Are you a coffee lover who is working to lose weight? If you’re noticing that your hard work and efforts are being stalled, the answer may lie in how you take your coffee, health experts explain. For many of us, plain black coffee really isn’t our thing, and we might stir in some creamer or sugar to help sweeten it.
Sipping on heavily sweetened, sugary and high-calorie ingredients every morning could contribute to weight gain, and we reached out to doctors, dietitians and nutritionists to learn more about this. Read on for tips, suggestions and insight from Dr. Daniel Boyer, MD, health and nutrition expert at Farr Institute, Dana Ellis Hunnes, PhD, MPH, RD, senior dietitian at UCLA medical center, Trista Best, MPH, RD, LD, registered dietitian at Balance One Supplements, and Lisa Richards, registered nutritionist and creator of The Candida Diet.
75+ Gift Ideas For Everyone On Your Holiday List
How Heavily Sweetened Coffee Can Stall Weight Loss
Many coffee consumers have a specific way they like their coffee and don’t often veer from that, Best says. “Unfortunately, for those wanting to lose weight, these coffee habits might be stalling their efforts,” she adds. Full-fat dairy creamer and refined sugar are the two coffee habits that are detrimental to weight loss, “especially for those that consume more than 1 cup a day,” she continues.These two ingredients used to lighten and sweeten coffee are “high in calories, fat, carbohydrates and are quite inflammatory.” Not only will the calories add to weight issues, she warns, but the “inflammation they cause or exacerbate can make weight loss more difficult as well.”
Boyer concurs, and also warns that “processed coffee drinks that may hinder weight loss are creamers and those mixed with artificial sweeteners.” Caffeine with added sweeteners contains a “significant amount of artificial sugars,” he points out, and may “lead to extra calories when taken in excess.” Generally, he notes that coffee creamers also contain calories and saturated fats (2 grams of saturated fat in 1 tablespoon). “Saturated fats are linked to an increased body weight, according to research by the U.S National Library of medicine, particularly when mixed with added sugars,” he says.

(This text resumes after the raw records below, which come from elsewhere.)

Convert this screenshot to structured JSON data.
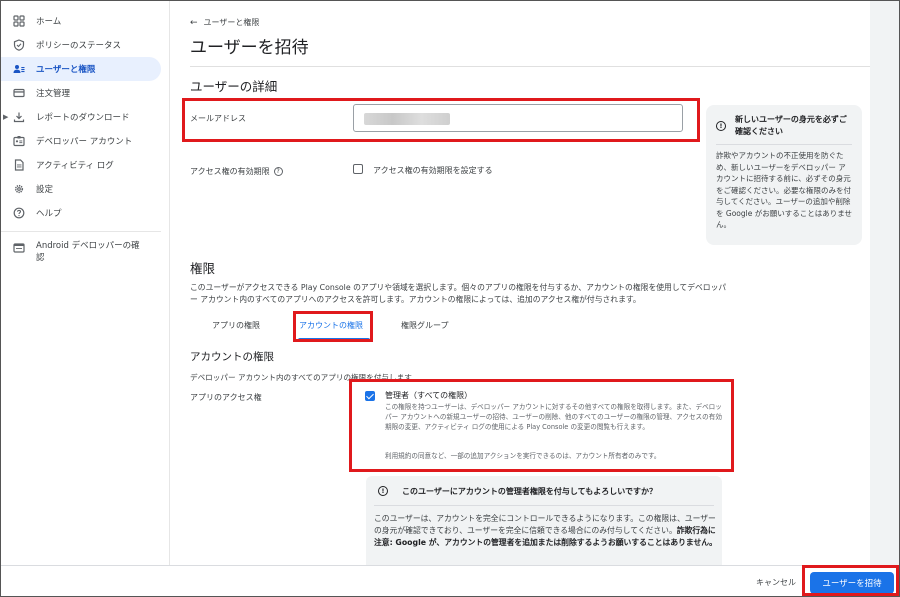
{
  "sidebar": {
    "items": [
      {
        "label": "ホーム",
        "icon": "grid-icon"
      },
      {
        "label": "ポリシーのステータス",
        "icon": "shield-icon"
      },
      {
        "label": "ユーザーと権限",
        "icon": "users-icon"
      },
      {
        "label": "注文管理",
        "icon": "credit-card-icon"
      },
      {
        "label": "レポートのダウンロード",
        "icon": "download-icon"
      },
      {
        "label": "デベロッパー アカウント",
        "icon": "badge-icon"
      },
      {
        "label": "アクティビティ ログ",
        "icon": "document-icon"
      },
      {
        "label": "設定",
        "icon": "gear-icon"
      },
      {
        "label": "ヘルプ",
        "icon": "help-icon"
      }
    ],
    "android_label": "Android デベロッパーの確認"
  },
  "header": {
    "back_label": "ユーザーと権限",
    "title": "ユーザーを招待"
  },
  "user_details": {
    "title": "ユーザーの詳細",
    "email_label": "メールアドレス",
    "expiry_label": "アクセス権の有効期限",
    "expiry_checkbox_label": "アクセス権の有効期限を設定する"
  },
  "info_card": {
    "title": "新しいユーザーの身元を必ずご確認ください",
    "body": "詐欺やアカウントの不正使用を防ぐため、新しいユーザーをデベロッパー アカウントに招待する前に、必ずその身元をご確認ください。必要な権限のみを付与してください。ユーザーの追加や削除を Google がお願いすることはありません。"
  },
  "permissions": {
    "title": "権限",
    "description": "このユーザーがアクセスできる Play Console のアプリや領域を選択します。個々のアプリの権限を付与するか、アカウントの権限を使用してデベロッパー アカウント内のすべてのアプリへのアクセスを許可します。アカウントの権限によっては、追加のアクセス権が付与されます。",
    "tabs": [
      "アプリの権限",
      "アカウントの権限",
      "権限グループ"
    ],
    "active_tab": 1
  },
  "account_permissions": {
    "title": "アカウントの権限",
    "description": "デベロッパー アカウント内のすべてのアプリの権限を付与します",
    "app_access_label": "アプリのアクセス権",
    "admin_title": "管理者（すべての権限）",
    "admin_desc": "この権限を持つユーザーは、デベロッパー アカウントに対するその他すべての権限を取得します。また、デベロッパー アカウントへの新規ユーザーの招待、ユーザーの削除、他のすべてのユーザーの権限の管理、アクセスの有効期限の変更、アクティビティ ログの使用による Play Console の変更の閲覧も行えます。",
    "admin_note": "利用規約の同意など、一部の追加アクションを実行できるのは、アカウント所有者のみです。",
    "admin_checked": true
  },
  "warning": {
    "title": "このユーザーにアカウントの管理者権限を付与してもよろしいですか？",
    "body_plain": "このユーザーは、アカウントを完全にコントロールできるようになります。この権限は、ユーザーの身元が確認できており、ユーザーを完全に信頼できる場合にのみ付与してください。",
    "body_bold": "詐欺行為に注意: Google が、アカウントの管理者を追加または削除するようお願いすることはありません。"
  },
  "footer": {
    "cancel_label": "キャンセル",
    "invite_label": "ユーザーを招待"
  },
  "colors": {
    "accent": "#1a73e8",
    "highlight": "#e0191c",
    "active_nav_bg": "#e8f0fe"
  }
}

Hunnes agrees, stressing that many bottled, processed coffee drinks have “added sugars, sweeteners, and fats in them.” (She says to think the creams, syrups, flavorings, and colorings such as caramel coloring in a bottled frappuccino, for example). “When you go to your favorite coffee shop, many of the syrups they are adding contain a lot of sugar, and that can add many extra calories,” she goes on, saying that you might not even realize how many extra calories a coffee drink can have “A black coffee on its own is zero calories,” Hunnes notes, but the “syrups and creams that are used, and any whipped toppings can make this zero-calorie beverage now closer to 300 or 400 calories,” she adds. “That’s practically a meal,” she says. (Yikes!)
The Best Ways To Prepare Coffee For Weight Loss
Boyer advises that “taking black coffee— which doesn’t contain any calories— in moderation or with unsweetened plant-based sweeteners like almond or quick oats” may be the best alternative if you are under a weight management plan. If you do want to sweeten your beverage, Hunnes recommends using “nondairy, unsweetened beverages such as soy or oat milk that are creamy, but not sugary and then adding extracts like vanilla or almond and spices like cinnamon and clove.” All of these, she says, “pack a warmth and sweetness without much sugar or calories.” If you do decide to try your coffee “completely black,” Hunnes suggests a “light roast, and cold can help too.”
Best concludes that rather than sweetening your coffee with full-fat dairy creamers and refined sugar that it’s essential to “opt for natural sweeteners and/ or plant-based creamers.” Some plant-based creamers are still high in calories, fat and sugar, she urges, so it is “important to still pay attention to the nutrition label.” By opting for a plant-based creamer, you are removing dairy, which she says can lead to bloating and inflammation for many of us when consumed every morning. “Consider using honey or cinnamon to flavor your coffee rather than refined sugars,” Best recommends, similarly to Hunnes’ note. “These two ingredients are natural, anti-inflammatory, and cinnamon can help to boost metabolism and stabilize blood sugar,” she says. “All of which,” Best adds, can improve “weight loss efforts and reduce bloating.” Noted!